# An electric pump raise 9.1m^3 of water from a reservoir

1. Oct 25, 2011

### lionely

1. An electric pump raise 9.1m^3 of water from a reservoir whose water-level is 4m
below ground level to a storage tank above ground. If the discharge pipe outlet is
32m above ground and the operation takes 1hour,find the minimum power rating of
the pump if it's efficiency is 70%.(1m^3 of water has a mass of 1000kg)

2. Relevant equations

3. The attempt at a solution

An Idea suddenly came to me I need to find the energy but using Potential Energy formula? mgh?

I'm sorry I have no Idea how to attempt it, please help me, give me a hint on what to do.

2. Oct 25, 2011

### edgepflow

Re: Machines-

Yes, potential energy = mgh.

And power = Energy / Time = mgh / time

Or the ideal power is expressed as:

Power (ideal) = (Δm / Δt) gh

And we divide this by the pump efficiency $\eta$ to get the real power:

Power (ideal) = (Δm / Δt) X gh / $\eta$

Notice that Δm can be figured our from your volume and density and Δt is given.

3. Oct 25, 2011

### lionely

Re: Machines-

Sorry I'm not a pro physics student that triangle means change right? so it's change in mass/change in time x gravity x height/ 70%?

4. Oct 25, 2011

### edgepflow

Re: Machines-

Yes ! And you are getting the idea, so maybe one day soon you will be a pro physics student.

5. Oct 25, 2011

### lionely

Re: Machines-

But the thing is I don't see a change in mass or density. :S

6. Oct 25, 2011

### lionely

Re: Machines-

Ohh wait I should find the density by doing 9100KG x 9.1? because Density = Mass x volume?

7. Oct 25, 2011

### edgepflow

Re: Machines-

Think of the change is mass as follows:

First note: mass = density X volume = 1000 kg / m^3 X 9.1 m^3

After 1 hour, all this mass will be pumped out, so this is your "change" in mass.

8. Oct 25, 2011

### edgepflow

Re: Machines-

Close. But, Density = Mass / Volume

9. Oct 25, 2011

### lionely

Re: Machines-

Alright should I do this 9100 x 10 x 32( I believe this is the height) to get the energy then divide it by the efficiency?

10. Oct 25, 2011

### edgepflow

Re: Machines-

Close. Notice that the water is 4 m underground, so work is done over a total height change of: 32m + 4m. And you have to introduce your time of 1 hour in the equation to get power.

11. Oct 25, 2011

### lionely

Re: Machines-

Alright so it's Power= Energy/Time = mgh/time = 9100kg x 10 x 36/ 60 or convert the 36m to km?

12. Oct 25, 2011

### edgepflow

Re: Machines-

With some practice, you can learn to manipulate units: (kg/sec) X (m/s^2) X m = watt.

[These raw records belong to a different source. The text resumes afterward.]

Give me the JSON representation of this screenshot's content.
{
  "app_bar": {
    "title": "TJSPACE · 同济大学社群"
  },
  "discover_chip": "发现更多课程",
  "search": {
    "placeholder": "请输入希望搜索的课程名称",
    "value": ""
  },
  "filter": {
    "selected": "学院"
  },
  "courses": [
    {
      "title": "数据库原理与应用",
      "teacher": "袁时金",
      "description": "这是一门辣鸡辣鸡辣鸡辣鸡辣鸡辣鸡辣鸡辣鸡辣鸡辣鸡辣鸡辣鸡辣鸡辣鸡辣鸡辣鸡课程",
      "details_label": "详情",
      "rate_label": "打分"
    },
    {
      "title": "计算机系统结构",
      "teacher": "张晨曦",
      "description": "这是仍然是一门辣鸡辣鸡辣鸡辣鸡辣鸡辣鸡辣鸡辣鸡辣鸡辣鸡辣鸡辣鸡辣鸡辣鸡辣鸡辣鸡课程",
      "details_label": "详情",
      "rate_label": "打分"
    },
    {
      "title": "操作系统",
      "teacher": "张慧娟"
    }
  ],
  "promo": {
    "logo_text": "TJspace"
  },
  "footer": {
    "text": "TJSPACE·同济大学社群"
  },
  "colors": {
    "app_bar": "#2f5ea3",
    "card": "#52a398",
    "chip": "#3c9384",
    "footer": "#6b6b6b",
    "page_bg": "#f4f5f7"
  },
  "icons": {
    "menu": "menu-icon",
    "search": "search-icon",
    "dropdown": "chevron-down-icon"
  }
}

For now, if you stay in base SI units of kg, m, s, then energy will be in joules, and power will be in watts. So your time should be noted as: 1 hr = 3600 sec.

13. Oct 25, 2011

### lionely

Re: Machines-

I can't seem to get the answer in the back of the book it says 1.3kW

14. Oct 25, 2011

### edgepflow

Re: Machines-

Show me the numbers you used.

15. Oct 25, 2011

### lionely

Re: Machines-

9100kg x 10m/s2 x 36m / 60 seconds = 54,600J/70%

16. Oct 25, 2011

### edgepflow

Re: Machines-

The elapsed time is 1 hr:

1 hr = 60 minutes = 3600 sec.

17. Oct 25, 2011

### lionely

Re: Machines-

LOL I didn't even realize LOL I'm STUPID

18. Oct 25, 2011

### edgepflow

Re: Machines-

Honest mistake.

This is a good "real world" problem. Try to understand all we did.

19. Oct 25, 2011

### lionely

Re: Machines-

I will this text book I'm using is full of challenging questions, Physics by Abbott you know of it?

20. Oct 25, 2011

### edgepflow

Re: Machines-

I used Modern Physics by Tipler back in my college days.